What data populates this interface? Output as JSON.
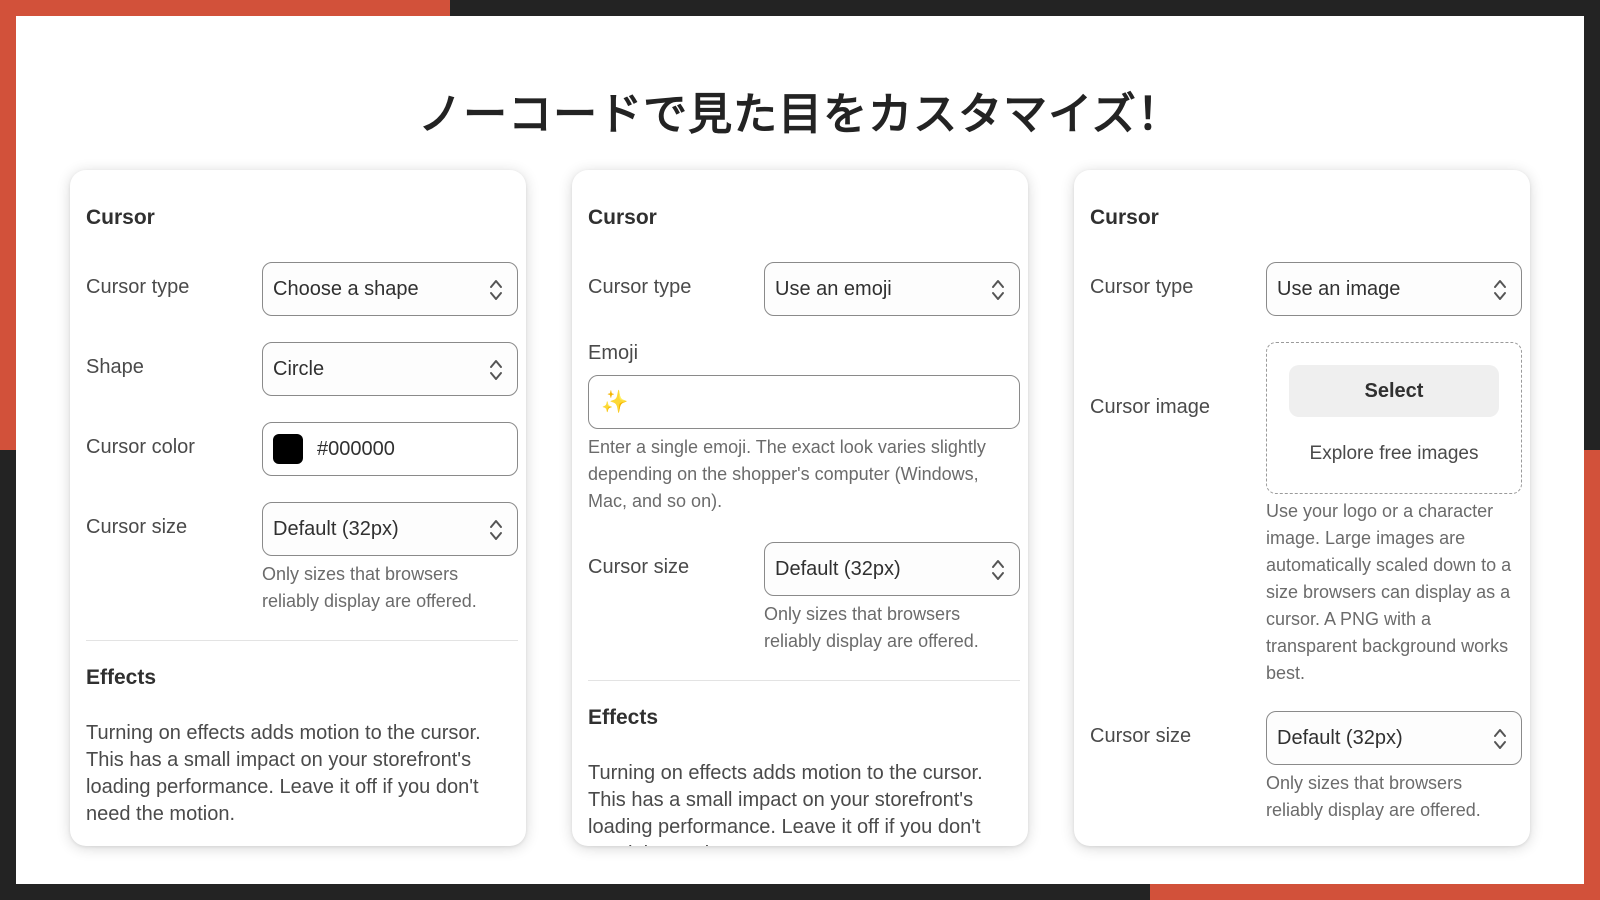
{
  "title": "ノーコードで見た目をカスタマイズ！",
  "colors": {
    "accent": "#d2513a",
    "frame": "#232323",
    "background": "#ffffff",
    "swatch": "#000000"
  },
  "icons": {
    "select_arrows": "chevron-up-down-icon",
    "emoji": "sparkles"
  },
  "cards": [
    {
      "section_title": "Cursor",
      "cursor_type_label": "Cursor type",
      "cursor_type_value": "Choose a shape",
      "shape_label": "Shape",
      "shape_value": "Circle",
      "color_label": "Cursor color",
      "color_value": "#000000",
      "size_label": "Cursor size",
      "size_value": "Default (32px)",
      "size_help": "Only sizes that browsers reliably display are offered.",
      "effects_title": "Effects",
      "effects_text": "Turning on effects adds motion to the cursor. This has a small impact on your storefront's loading performance. Leave it off if you don't need the motion."
    },
    {
      "section_title": "Cursor",
      "cursor_type_label": "Cursor type",
      "cursor_type_value": "Use an emoji",
      "emoji_label": "Emoji",
      "emoji_value": "✨",
      "emoji_help": "Enter a single emoji. The exact look varies slightly depending on the shopper's computer (Windows, Mac, and so on).",
      "size_label": "Cursor size",
      "size_value": "Default (32px)",
      "size_help": "Only sizes that browsers reliably display are offered.",
      "effects_title": "Effects",
      "effects_text": "Turning on effects adds motion to the cursor. This has a small impact on your storefront's loading performance. Leave it off if you don't need the motion."
    },
    {
      "section_title": "Cursor",
      "cursor_type_label": "Cursor type",
      "cursor_type_value": "Use an image",
      "image_label": "Cursor image",
      "select_button": "Select",
      "explore_link": "Explore free images",
      "image_help": "Use your logo or a character image. Large images are automatically scaled down to a size browsers can display as a cursor. A PNG with a transparent background works best.",
      "size_label": "Cursor size",
      "size_value": "Default (32px)",
      "size_help": "Only sizes that browsers reliably display are offered."
    }
  ]
}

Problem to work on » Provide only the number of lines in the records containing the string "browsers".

Final answer » 4